*** Exercise materials ***

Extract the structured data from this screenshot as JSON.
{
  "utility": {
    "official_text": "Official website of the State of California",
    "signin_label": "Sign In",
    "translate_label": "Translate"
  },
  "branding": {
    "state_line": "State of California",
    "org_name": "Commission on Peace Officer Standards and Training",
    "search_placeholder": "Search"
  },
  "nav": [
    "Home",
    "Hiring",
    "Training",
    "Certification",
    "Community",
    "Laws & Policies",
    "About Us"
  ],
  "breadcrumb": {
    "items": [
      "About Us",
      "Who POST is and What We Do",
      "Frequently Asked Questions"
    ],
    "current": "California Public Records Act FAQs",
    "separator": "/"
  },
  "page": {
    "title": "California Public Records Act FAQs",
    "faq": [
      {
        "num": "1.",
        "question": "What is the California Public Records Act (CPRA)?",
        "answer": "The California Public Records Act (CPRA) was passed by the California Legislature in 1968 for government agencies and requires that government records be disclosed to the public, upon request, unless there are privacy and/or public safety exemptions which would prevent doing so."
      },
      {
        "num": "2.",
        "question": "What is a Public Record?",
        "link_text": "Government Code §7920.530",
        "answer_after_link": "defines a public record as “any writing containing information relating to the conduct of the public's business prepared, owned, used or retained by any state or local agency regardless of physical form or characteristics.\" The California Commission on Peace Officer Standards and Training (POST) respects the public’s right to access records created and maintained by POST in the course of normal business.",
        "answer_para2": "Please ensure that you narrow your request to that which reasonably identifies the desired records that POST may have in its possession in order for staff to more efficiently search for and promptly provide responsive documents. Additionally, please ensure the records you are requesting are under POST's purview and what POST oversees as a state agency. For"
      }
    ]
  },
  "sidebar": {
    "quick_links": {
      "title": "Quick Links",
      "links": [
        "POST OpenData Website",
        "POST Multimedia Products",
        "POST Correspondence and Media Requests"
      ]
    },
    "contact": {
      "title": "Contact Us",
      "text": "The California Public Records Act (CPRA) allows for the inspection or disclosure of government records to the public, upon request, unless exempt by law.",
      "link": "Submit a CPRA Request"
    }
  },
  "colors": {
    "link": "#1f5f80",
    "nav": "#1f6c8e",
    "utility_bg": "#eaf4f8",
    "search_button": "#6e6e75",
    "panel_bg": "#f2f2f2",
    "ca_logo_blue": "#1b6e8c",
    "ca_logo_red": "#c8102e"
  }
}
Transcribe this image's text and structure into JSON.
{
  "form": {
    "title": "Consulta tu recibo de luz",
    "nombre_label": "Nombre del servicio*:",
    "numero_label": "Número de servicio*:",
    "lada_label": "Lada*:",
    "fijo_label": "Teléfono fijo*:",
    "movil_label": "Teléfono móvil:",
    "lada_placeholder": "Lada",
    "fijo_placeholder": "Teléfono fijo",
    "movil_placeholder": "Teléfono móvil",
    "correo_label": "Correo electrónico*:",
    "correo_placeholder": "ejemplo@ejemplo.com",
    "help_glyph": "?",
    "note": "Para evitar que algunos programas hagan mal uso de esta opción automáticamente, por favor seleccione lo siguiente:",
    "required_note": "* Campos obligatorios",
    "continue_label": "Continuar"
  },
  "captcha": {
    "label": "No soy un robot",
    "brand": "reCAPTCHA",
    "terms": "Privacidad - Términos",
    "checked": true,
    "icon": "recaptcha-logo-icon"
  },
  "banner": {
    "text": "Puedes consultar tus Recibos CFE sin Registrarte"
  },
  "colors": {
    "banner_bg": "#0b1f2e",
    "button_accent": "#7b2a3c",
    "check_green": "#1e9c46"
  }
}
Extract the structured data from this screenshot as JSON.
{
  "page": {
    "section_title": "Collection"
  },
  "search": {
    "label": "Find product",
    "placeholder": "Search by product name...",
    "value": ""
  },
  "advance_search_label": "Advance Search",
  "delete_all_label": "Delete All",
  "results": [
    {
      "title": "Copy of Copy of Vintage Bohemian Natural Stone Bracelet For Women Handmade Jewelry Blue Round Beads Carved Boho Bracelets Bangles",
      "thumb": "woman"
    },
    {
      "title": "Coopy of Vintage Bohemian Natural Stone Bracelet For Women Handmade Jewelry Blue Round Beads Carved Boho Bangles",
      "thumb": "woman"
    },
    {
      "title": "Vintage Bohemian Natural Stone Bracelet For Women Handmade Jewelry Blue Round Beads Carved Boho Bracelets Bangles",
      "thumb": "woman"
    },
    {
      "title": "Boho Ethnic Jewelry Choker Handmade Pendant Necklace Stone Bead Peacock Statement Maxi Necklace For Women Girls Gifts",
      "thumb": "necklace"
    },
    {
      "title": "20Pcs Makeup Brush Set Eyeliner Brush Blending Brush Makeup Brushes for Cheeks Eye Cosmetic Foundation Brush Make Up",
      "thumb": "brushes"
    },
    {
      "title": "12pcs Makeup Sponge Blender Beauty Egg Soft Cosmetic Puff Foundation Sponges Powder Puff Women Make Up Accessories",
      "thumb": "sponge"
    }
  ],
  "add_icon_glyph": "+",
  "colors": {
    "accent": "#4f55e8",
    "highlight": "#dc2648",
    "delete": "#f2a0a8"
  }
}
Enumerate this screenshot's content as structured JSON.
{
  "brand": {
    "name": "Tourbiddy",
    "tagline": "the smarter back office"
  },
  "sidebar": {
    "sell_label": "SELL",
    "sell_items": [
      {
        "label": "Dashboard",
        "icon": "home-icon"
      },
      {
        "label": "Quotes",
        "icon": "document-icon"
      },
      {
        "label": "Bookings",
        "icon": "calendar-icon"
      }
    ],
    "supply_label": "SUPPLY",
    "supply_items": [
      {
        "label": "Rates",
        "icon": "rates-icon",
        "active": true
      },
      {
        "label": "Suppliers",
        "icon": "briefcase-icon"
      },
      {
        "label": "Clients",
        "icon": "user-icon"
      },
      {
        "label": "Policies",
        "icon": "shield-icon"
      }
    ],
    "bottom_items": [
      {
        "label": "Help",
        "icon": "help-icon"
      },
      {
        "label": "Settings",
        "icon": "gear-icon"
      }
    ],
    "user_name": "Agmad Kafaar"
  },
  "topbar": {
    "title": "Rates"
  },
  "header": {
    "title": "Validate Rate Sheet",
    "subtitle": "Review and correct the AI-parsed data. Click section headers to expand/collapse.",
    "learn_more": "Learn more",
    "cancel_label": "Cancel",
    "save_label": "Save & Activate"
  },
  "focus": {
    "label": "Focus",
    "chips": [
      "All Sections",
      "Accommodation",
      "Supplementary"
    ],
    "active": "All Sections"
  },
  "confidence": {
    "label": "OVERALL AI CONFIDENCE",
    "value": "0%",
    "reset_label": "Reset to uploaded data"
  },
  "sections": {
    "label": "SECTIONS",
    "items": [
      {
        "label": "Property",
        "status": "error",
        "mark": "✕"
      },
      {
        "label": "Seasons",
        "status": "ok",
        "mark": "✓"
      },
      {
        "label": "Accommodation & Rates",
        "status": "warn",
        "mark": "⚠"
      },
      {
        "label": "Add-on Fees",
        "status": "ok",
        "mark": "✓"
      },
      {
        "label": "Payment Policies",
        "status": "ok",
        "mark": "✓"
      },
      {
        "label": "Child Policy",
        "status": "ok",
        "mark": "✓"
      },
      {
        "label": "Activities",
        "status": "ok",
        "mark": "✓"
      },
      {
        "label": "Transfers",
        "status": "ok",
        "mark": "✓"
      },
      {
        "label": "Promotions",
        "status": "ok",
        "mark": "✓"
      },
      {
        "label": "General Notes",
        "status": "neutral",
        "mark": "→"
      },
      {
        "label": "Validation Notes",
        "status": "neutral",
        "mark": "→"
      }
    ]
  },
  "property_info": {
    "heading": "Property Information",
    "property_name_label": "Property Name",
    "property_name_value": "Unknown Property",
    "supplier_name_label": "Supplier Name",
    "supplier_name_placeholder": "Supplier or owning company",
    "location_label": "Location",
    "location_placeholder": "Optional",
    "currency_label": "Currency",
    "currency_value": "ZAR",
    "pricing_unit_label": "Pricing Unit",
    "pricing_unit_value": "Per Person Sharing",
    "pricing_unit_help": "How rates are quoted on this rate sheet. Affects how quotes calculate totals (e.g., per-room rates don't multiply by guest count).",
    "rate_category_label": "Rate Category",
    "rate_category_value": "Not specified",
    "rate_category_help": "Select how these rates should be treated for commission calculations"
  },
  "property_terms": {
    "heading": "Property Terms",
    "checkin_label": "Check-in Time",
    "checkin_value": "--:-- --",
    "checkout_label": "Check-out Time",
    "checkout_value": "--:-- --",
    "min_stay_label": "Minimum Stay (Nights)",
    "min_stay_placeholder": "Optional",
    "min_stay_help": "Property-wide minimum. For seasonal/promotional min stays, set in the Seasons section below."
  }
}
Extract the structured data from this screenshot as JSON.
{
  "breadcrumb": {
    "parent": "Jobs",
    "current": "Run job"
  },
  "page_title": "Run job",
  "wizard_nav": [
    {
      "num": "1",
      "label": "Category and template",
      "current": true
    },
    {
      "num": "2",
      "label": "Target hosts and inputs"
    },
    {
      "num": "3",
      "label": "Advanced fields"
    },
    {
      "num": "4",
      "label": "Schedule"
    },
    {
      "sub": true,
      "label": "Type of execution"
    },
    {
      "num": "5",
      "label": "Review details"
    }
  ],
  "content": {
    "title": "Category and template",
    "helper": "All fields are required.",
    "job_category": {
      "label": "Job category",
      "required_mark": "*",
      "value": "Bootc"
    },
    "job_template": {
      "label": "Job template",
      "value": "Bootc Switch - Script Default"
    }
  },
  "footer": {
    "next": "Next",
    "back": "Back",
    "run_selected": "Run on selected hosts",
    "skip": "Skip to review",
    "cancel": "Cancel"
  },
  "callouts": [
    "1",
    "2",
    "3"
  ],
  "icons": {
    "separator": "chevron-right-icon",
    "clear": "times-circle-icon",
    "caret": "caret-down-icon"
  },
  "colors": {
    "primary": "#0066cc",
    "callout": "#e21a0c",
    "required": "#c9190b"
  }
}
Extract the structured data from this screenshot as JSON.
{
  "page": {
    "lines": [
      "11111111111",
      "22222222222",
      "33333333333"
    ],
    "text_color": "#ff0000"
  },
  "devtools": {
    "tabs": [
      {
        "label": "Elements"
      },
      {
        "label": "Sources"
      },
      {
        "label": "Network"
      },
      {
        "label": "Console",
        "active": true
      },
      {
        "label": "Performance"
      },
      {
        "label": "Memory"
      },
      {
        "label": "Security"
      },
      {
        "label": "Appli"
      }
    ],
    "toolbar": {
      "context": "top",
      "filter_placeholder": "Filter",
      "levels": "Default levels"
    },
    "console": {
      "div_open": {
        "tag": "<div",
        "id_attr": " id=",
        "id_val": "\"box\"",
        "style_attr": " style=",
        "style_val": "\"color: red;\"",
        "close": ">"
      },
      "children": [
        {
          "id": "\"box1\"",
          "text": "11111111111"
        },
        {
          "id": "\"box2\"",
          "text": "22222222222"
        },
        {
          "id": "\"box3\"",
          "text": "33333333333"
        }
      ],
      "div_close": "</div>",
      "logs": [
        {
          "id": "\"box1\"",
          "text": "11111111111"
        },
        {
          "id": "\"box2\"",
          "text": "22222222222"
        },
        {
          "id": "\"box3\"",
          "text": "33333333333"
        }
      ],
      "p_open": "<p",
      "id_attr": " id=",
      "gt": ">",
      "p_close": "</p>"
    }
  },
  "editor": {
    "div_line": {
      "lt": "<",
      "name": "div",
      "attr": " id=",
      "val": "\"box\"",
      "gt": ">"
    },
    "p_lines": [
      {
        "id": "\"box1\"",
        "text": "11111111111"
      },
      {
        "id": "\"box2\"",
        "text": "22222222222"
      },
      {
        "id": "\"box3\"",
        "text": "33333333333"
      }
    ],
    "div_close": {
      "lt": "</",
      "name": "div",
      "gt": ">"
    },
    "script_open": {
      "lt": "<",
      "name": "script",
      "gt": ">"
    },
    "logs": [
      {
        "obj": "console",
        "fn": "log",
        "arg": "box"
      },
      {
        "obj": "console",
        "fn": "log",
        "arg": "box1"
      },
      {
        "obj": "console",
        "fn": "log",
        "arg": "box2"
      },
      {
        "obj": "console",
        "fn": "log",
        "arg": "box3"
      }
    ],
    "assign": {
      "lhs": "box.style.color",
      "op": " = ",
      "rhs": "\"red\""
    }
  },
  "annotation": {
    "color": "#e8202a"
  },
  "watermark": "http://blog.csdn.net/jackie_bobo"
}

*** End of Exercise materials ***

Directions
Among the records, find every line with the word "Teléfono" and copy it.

Result of the task
    "fijo_label": "Teléfono fijo*:",
    "movil_label": "Teléfono móvil:",
    "fijo_placeholder": "Teléfono fijo",
    "movil_placeholder": "Teléfono móvil",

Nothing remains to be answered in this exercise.